The court said Sushil Kumar has not won any major national or international tournament between September 2014 and now whereas Narsingh Yadav in December 2015, in the Pro Wrestling League, defeated even Purvjav Unurbat of Mongolia, the silver medallist in the September 2015World Championship. On Sushil Kumar’s contention that he was sent to Georgia and Sonepat (Haryana) for training in 2016, the court said it “does not mean that it is mandatory to hold a trial today” and that too at a belated stage.

Holding that the national sports code gives full flexibility and autonomy to WFI to decide the process of selection and when to hold a trial, it noted that WFI conducted a fair and transparent selection trial prior to the qualification event. “In international arena of sports, medals are won not only by ‘brawn’ but also by ‘brain’. The last minute challenge to selection can disturb the mental preparation of the selected.

“Consequently, a sportsperson innocently asking for ‘just a trial’ may be jeopardising the chances of the selected candidate to win, having disastrous consequences for national interest. In the duel asked for, the country will be the loser,” said the court.

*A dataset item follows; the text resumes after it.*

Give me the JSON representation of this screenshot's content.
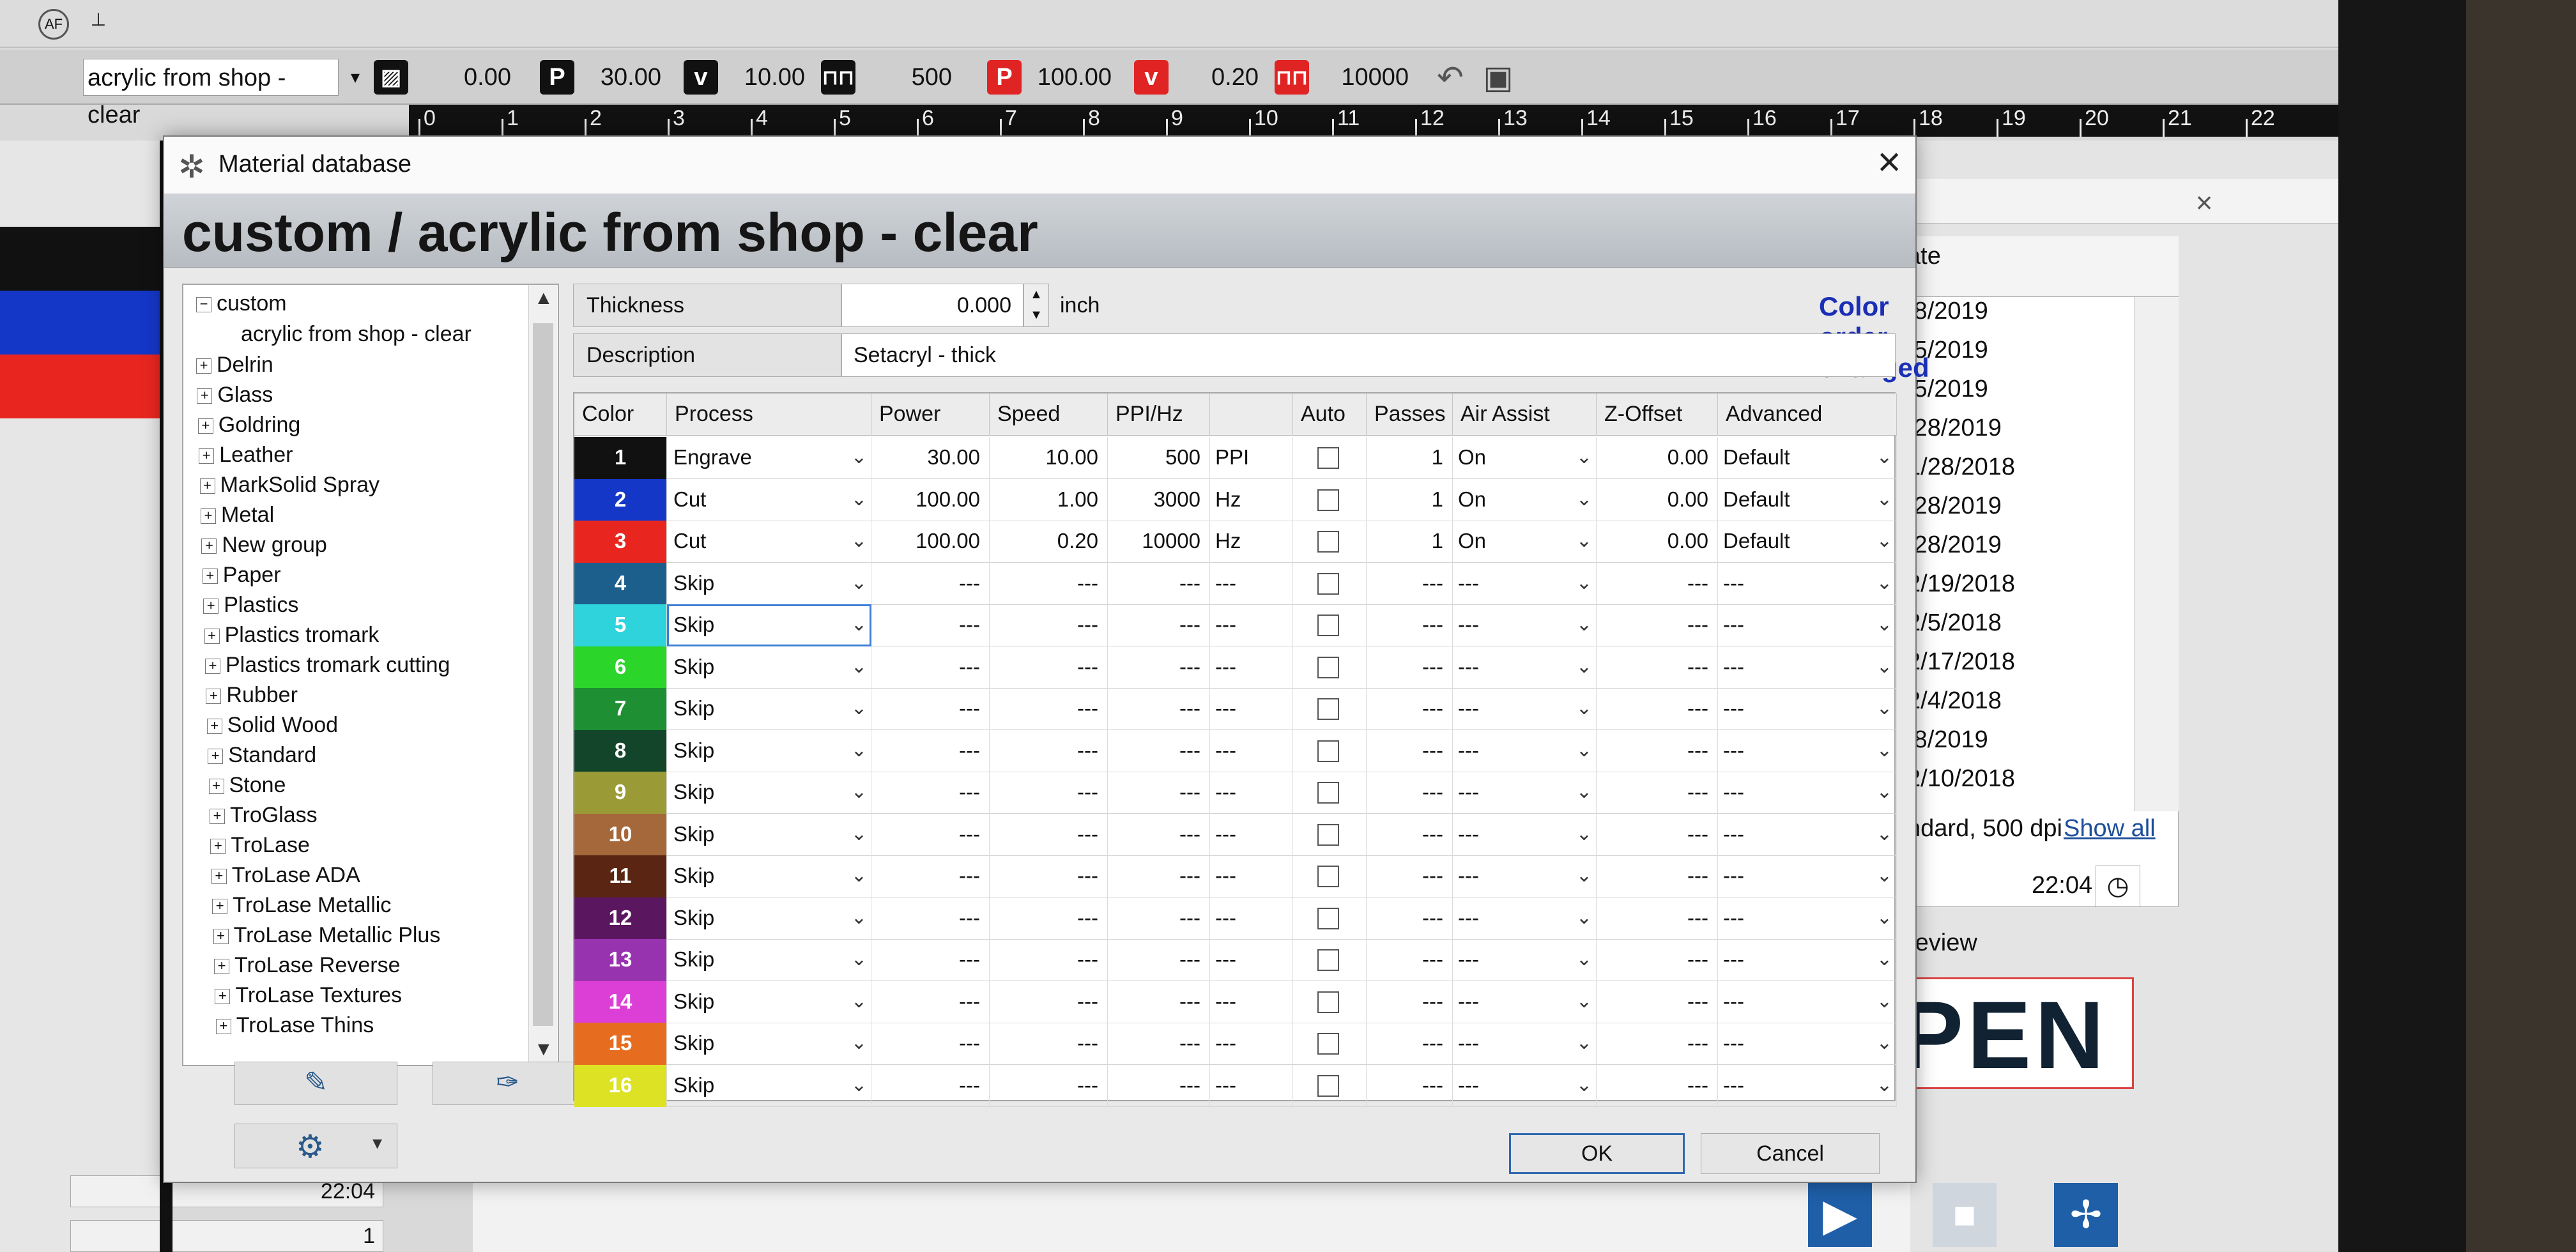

Also due to short-time gap between the event and the filing of the writ as well as high probability of an injury in a trial, Sushil Kumar’s prayer cannot be allowed, it said.

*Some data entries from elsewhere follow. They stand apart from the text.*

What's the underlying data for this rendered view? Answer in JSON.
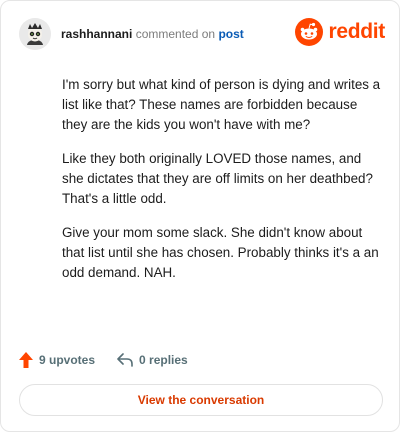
{
  "header": {
    "username": "rashhannani",
    "commented_text": "commented on",
    "post_link": "post",
    "brand": "reddit"
  },
  "comment": {
    "paragraphs": [
      "I'm sorry but what kind of person is dying and writes a list like that? These names are forbidden because they are the kids you won't have with me?",
      "Like they both originally LOVED those names, and she dictates that they are off limits on her deathbed? That's a little odd.",
      "Give your mom some slack. She didn't know about that list until she has chosen. Probably thinks it's a an odd demand. NAH."
    ]
  },
  "actions": {
    "upvotes": "9 upvotes",
    "replies": "0 replies"
  },
  "cta": {
    "label": "View the conversation"
  },
  "colors": {
    "brand": "#ff4500",
    "cta_text": "#d93a00",
    "link": "#0a5bb5"
  }
}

“It is not understood as to why Sushil Kumar has challenged Narsingh Yadav to a ‘duel’ only in the month of May, 2016 i.e. with only two and a half months left for the Olympics,” the court said. “Sushil Kumar being a professional wrestler himself would know that any direction to hold a trial at this stage would seriously jeopardise the chance of India winning a medal in the Olympics inasmuch as Narsingh Yadav would have to halt his training midway and would have to lose his weight earlier than scheduled,” it added.

“The high probability of an injury in a trial cannot be ‘lost sight of’,” the court noted, holding that that the practice that a wrestler who has earned the berth for the country will represent it, is neither perverse nor contrary to national sports code, the selection procedure followed by the WFI. The court also issued notice to WFI vice president Raj Singh for allegedly filing false affidavit in connection with the case, asking him as to why perjury proceedings should be not initiated against him.

Sushil Kumar won the bronze in the 2008 Beijing Olympics and silver in the 2012 London Olympics in the 66 kg division, but the category was abolished by the International Wrestling Federation (FILA) in 2014. This prompted him to move up to the 74 kg weight category which brought him into direct competition with Narsingh Yadav, 26, who was the top Indian wrestler in this class till then.

Sushil Kumar, 32, missed the qualification for Rio Olympics due to injury, and Narsingh Yadav secured the berth. After repeatedly requesting the WFI for holding trials and being denied time and again, Sushil Kumar moved the court for relief.